President Obama signed the ‘Comprehensive Iran Sanctions, Accountability, and Divestment Act of 2010’ (CISADA), which was prepared by the One Hundred Eleventh Congress of the United States of America’ at its Second Session, on Tuesday 5th January, 2010. The ‘preamble’ claims that the purpose of the Act is to ‘amend the Iran Sanctions Act of 1996 to enhance United States diplomatic efforts with respect to Iran by expanding economic sanctions against Iran’.
At a press conference at the U.S. State Department on Wednesday 29th September, 2010, Secretary of State Hillary Clinton announced that CISADA was the first act by the US to have ever imposed sanctions against Iran based on human rights violations. It enables the U.S. government to target individual Iranians and subject them to financial sanctions and U.S. visa denials. The Secretary of State further expressed
“...solidarity with [the] victims and with all Iranians who wish for a government that respects their human rights and their dignity and their freedom. By doing so, we convey our strong support for the rule of law, and we speak out for those unable to speak for themselves because they are jailed or frightened or fear retribution against themselves or their families”.
The provision that addresses the human rights abuses in Iran is contained in ‘Section 105’ of CISADA, which is titled ‘Imposition of Sanctions on Certain Persons Who are Responsible for or are Complicit in Human Rights Abuses Committed Against Citizens of Iran or their Family Members After the June 12, 2009, Elections in Iran’. In its complementing annexation, ‘Executive Order 13553 of September 28, 2010’ the targeted specified officials are listed as follows:
1. Mohammad Ali Jafari [Commander of the Islamic Revolutionary Guard Corps, born September 1, 1957]
2. Sadeq Mahsouli [Minister of Welfare and Social Security, former Minister of the Interior and Deputy Commander-in-Chief of the Armed Forces for Law Enforcement, born 1959]
3. Qolam-Hossein Mohseni-Ejei [Prosecutor-General of Iran, former Minister of Intelligence, born circa 1956]
4. Saeed Mortazavi [Head of Iranian Anti-Smuggling Task Force, former Prosecutor-General of Tehran, born 1967]
5. Heydar Moslehi [Minister of Intelligence, born 1956]
6. Mostafa Mohammad Najjar [Minister of the Interior and Deputy Commander-in-Chief of the Armed Forces for Law Enforcement, born 1956]
7. Ahmad-Reza Radan [Deputy Chief of the National Police, born 1963 or 1964]
8. Hossein Taeb [Deputy Islamic Revolutionary Guard Corps Commander for Intelligence, former Commander of the Basij Forces, born 1963]
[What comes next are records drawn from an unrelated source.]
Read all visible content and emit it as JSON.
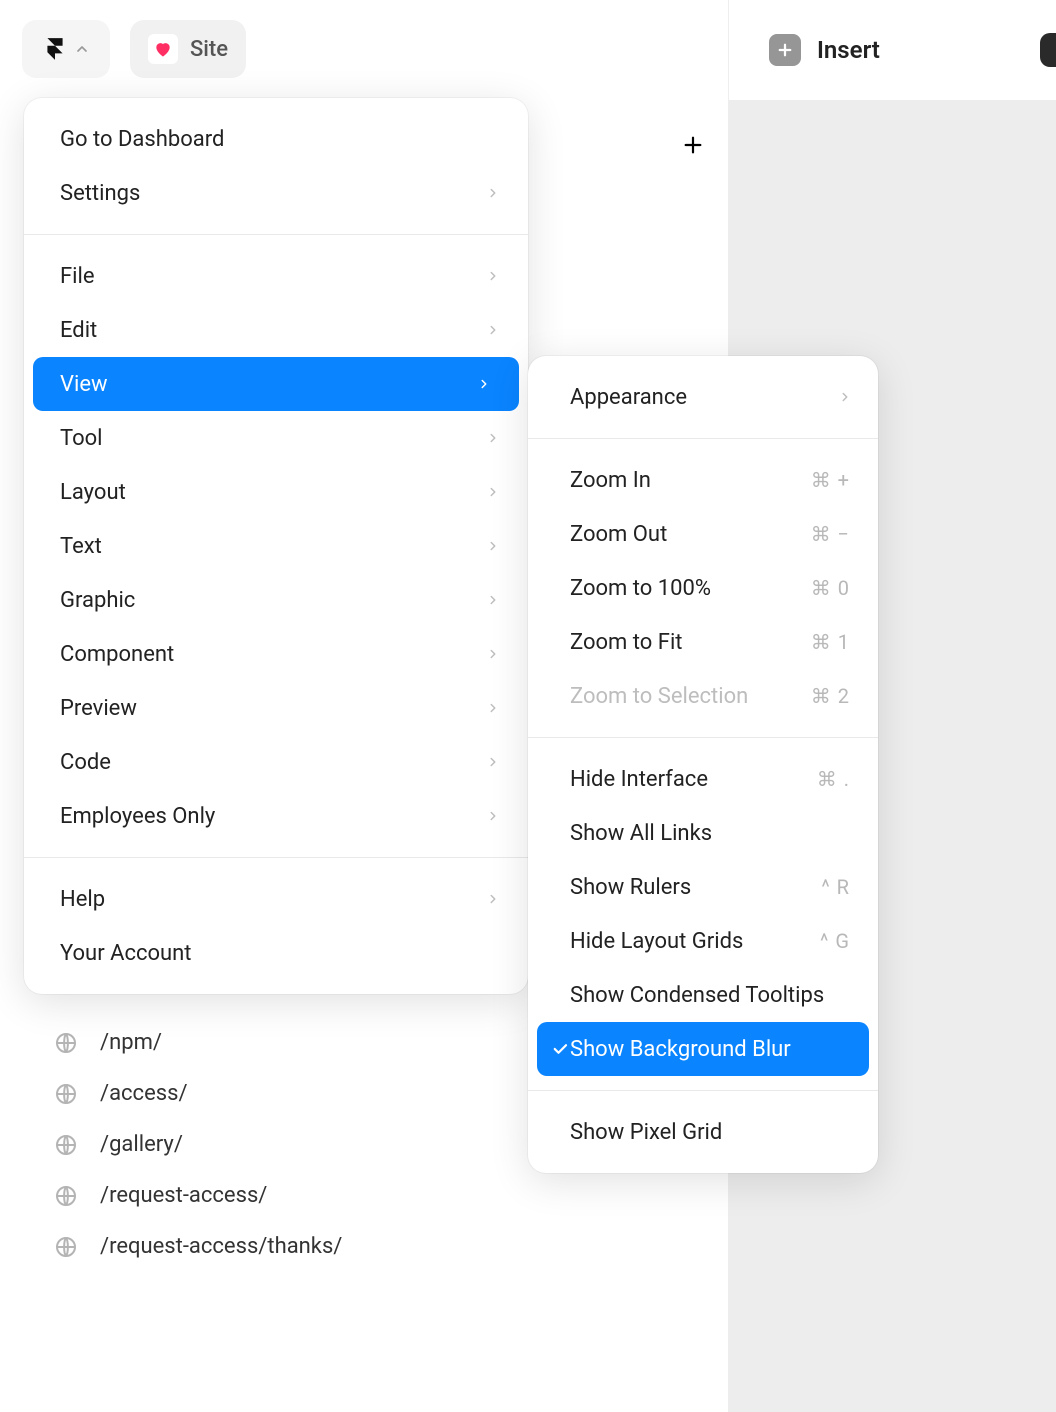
{
  "topbar": {
    "site_label": "Site",
    "insert_label": "Insert"
  },
  "main_menu": {
    "group1": [
      {
        "label": "Go to Dashboard",
        "has_submenu": false
      },
      {
        "label": "Settings",
        "has_submenu": true
      }
    ],
    "group2": [
      {
        "label": "File",
        "has_submenu": true
      },
      {
        "label": "Edit",
        "has_submenu": true
      },
      {
        "label": "View",
        "has_submenu": true,
        "highlight": true
      },
      {
        "label": "Tool",
        "has_submenu": true
      },
      {
        "label": "Layout",
        "has_submenu": true
      },
      {
        "label": "Text",
        "has_submenu": true
      },
      {
        "label": "Graphic",
        "has_submenu": true
      },
      {
        "label": "Component",
        "has_submenu": true
      },
      {
        "label": "Preview",
        "has_submenu": true
      },
      {
        "label": "Code",
        "has_submenu": true
      },
      {
        "label": "Employees Only",
        "has_submenu": true
      }
    ],
    "group3": [
      {
        "label": "Help",
        "has_submenu": true
      },
      {
        "label": "Your Account",
        "has_submenu": false
      }
    ]
  },
  "view_submenu": {
    "group1": [
      {
        "label": "Appearance",
        "has_submenu": true
      }
    ],
    "group2": [
      {
        "label": "Zoom In",
        "shortcut": "⌘ +"
      },
      {
        "label": "Zoom Out",
        "shortcut": "⌘ −"
      },
      {
        "label": "Zoom to 100%",
        "shortcut": "⌘ 0"
      },
      {
        "label": "Zoom to Fit",
        "shortcut": "⌘ 1"
      },
      {
        "label": "Zoom to Selection",
        "shortcut": "⌘ 2",
        "disabled": true
      }
    ],
    "group3": [
      {
        "label": "Hide Interface",
        "shortcut": "⌘ ."
      },
      {
        "label": "Show All Links"
      },
      {
        "label": "Show Rulers",
        "shortcut": "^ R"
      },
      {
        "label": "Hide Layout Grids",
        "shortcut": "^ G"
      },
      {
        "label": "Show Condensed Tooltips"
      },
      {
        "label": "Show Background Blur",
        "checked": true,
        "highlight": true
      }
    ],
    "group4": [
      {
        "label": "Show Pixel Grid"
      }
    ]
  },
  "pages": [
    "/npm/",
    "/access/",
    "/gallery/",
    "/request-access/",
    "/request-access/thanks/"
  ],
  "colors": {
    "accent": "#0a84ff",
    "heart": "#ff3366"
  }
}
At first glance this appears to be a positive step taken by the U.S. Government, given many Iranians who live in Iran constantly look to the outside world for any indication of support against the gross violations of human rights systematically inflicted against the people in Iran. Much can be presented on the above-listed motley crew; however, for the purposes of expediency, the role of Saeed Mortazavi in the gross human rights abuses will be brought to light. He is also known as the ‘Butcher of Evin’, as he was behind the many torture sessions of detainees, including the torture of the detained Iranian-Canadian photo-journalist Zahra Kazemi, who died in custody as a result of her injuries from the rape and beatings ordered by Mortazavi. For many, it would be a positive step if such travel bans and financial sanctions were also levied against the likes of President Ahmadinejad.
Let us not become complacent, more assertive diplomacy is needed in order to effectively address the ongoing IRI human rights violations. Recently, the United Nations’ General Assembly’s Third Committee expressed “deep concern at serious ongoing and recurring human rights violations” during its Sixty-fifth Session in document A/C.3/65/L.49. This serves only to remind the IRI authorities that the international community is dissatisfied with the IRI’s human rights record, but offers no compelling influence. Perhaps the UN General Assembly, in accordance with the United Nations Charter, would refer the matter to the United Nations Security Council for consideration in establishing effective forceful diplomacy measures that fall short of military intervention; the Security Council was effective in imposing sanctions in addressing the human rights abuses previously in Southern Rhodesia and South Africa. The more assertive action the international community endorses in coercing the IRI to abide by the standards of human rights depicted in the Universal Declaration of Human Rights, the more robust shall be the protection and promotion of human rights world-wide.